John P. Kelly


The court perhaps considered it unnecessary to explicate fully the parameters of the employer's duty, since the instant case involved an activity that was not related directly to the employer's business operations and required no great expenditure to eliminate. The lack of a clear delineation of what duty an employer owes, however, renders the opinion of questionable usefulness in cases that involve more difficult factual situations.The court also fails to analyze whether injunctive relief is appropriate in all cases in which an employer has breached his duty to provide a safe workplace. Normally, injunctive relief is available only when all remedies at law are inadequate either because the impending harm is not compensable in monetary damages or because the harm is a continuing one that would necessitate a multiplicity of legal actions.
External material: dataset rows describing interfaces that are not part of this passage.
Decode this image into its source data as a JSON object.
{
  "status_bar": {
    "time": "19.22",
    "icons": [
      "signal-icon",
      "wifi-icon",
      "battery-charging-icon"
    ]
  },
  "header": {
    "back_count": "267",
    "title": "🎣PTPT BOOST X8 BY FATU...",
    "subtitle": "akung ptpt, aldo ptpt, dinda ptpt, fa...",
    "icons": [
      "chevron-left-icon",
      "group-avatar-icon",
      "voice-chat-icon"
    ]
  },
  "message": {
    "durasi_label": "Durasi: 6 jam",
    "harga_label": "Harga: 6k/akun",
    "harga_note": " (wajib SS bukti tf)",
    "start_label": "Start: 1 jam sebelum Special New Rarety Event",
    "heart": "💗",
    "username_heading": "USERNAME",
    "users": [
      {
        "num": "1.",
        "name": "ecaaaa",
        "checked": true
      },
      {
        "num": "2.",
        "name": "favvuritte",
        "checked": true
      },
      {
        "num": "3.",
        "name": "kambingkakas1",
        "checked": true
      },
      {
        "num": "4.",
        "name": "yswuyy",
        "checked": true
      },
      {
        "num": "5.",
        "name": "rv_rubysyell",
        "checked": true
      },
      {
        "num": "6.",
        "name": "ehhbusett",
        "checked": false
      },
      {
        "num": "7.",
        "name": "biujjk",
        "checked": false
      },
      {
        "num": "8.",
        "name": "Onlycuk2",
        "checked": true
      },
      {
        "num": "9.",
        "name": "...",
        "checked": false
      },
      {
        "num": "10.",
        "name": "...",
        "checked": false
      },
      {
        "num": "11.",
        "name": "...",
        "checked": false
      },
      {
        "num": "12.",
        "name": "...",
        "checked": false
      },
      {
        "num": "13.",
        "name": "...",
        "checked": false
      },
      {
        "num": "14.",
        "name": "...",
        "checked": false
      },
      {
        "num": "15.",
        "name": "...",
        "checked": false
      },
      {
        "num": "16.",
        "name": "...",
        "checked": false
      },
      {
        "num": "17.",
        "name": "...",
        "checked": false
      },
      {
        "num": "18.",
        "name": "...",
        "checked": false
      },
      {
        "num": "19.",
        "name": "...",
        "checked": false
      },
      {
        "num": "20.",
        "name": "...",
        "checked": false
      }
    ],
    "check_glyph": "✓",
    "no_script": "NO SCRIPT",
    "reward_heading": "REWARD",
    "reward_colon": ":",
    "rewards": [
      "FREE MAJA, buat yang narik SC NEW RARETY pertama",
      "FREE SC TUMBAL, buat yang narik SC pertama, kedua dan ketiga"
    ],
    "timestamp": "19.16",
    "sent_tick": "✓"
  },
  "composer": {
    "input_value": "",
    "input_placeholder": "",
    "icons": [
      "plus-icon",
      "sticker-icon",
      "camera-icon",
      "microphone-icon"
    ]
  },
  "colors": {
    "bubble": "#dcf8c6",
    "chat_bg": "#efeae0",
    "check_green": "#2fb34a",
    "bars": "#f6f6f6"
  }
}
Although the plaintiff in the instant case easily could have satisfied either of these conditions, the failure of the court to impose the traditional equity requirements, coupled with the court's broad statement as to its equity powers, may imply that injunctive relief is always available when an employer breaches his duty to provide a safe workplace. The propriety of such expansive injunctive relief, however, may be seriously questioned in states that have enacted occupational safety and health acts patterned after OSHA. The traditional requirement that all remedies at law be inadequate before equitable relief is available embraces administrative avenues of relief as well as judicial relief, and all of the state occupational safety and health acts provide extensive administrative remedies for occupational hazards. Courts in those states therefore may require those remedies to be exhausted, or at least shown to be ineffective or inapplicable," before they make injunctive relief available. Although analytically incomplete in several respects, the opinion of the instant court appears to reach the correct result. The common law purported to impose upon employers a duty to provide a safe workplace for their employees, but it provided no adequate remedy to compel compliance with that duty. The instant decision corrects this anomaly in the law and may well promote an invigorating reconsideration of the role of the common law in the field of occupational health and safety.

G. David Dodd